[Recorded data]
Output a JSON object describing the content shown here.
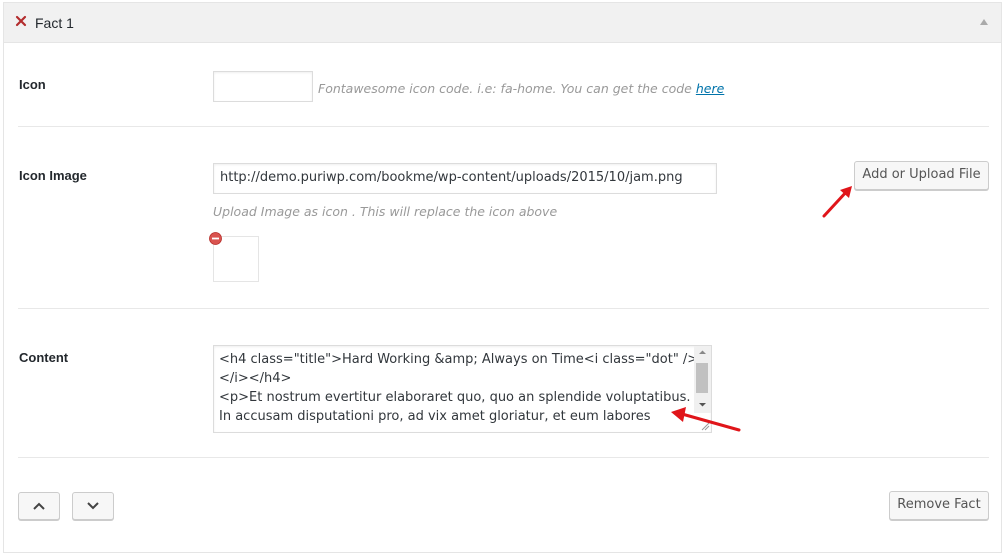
{
  "header": {
    "title": "Fact 1"
  },
  "fields": {
    "icon": {
      "label": "Icon",
      "value": "",
      "description": "Fontawesome icon code. i.e: fa-home. You can get the code ",
      "link_text": "here"
    },
    "icon_image": {
      "label": "Icon Image",
      "value": "http://demo.puriwp.com/bookme/wp-content/uploads/2015/10/jam.png",
      "description": "Upload Image as icon . This will replace the icon above",
      "upload_button": "Add or Upload File"
    },
    "content": {
      "label": "Content",
      "lines": [
        "<h4 class=\"title\">Hard Working &amp; Always on Time<i class=\"dot\" />",
        "</i></h4>",
        "<p>Et nostrum evertitur elaboraret quo, quo an splendide voluptatibus.",
        "In accusam disputationi pro, ad vix amet gloriatur, et eum labores"
      ]
    }
  },
  "footer": {
    "remove_button": "Remove Fact"
  },
  "colors": {
    "remove_icon": "#b32d2e",
    "annotation_arrow": "#e0151a",
    "link": "#0073aa"
  },
  "icons": [
    "remove-x-icon",
    "toggle-up-icon",
    "remove-circle-icon",
    "chevron-up-icon",
    "chevron-down-icon"
  ]
}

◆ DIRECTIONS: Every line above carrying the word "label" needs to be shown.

◆ EXERCISE RESULT:
      "label": "Icon",
      "label": "Icon Image",
      "label": "Content",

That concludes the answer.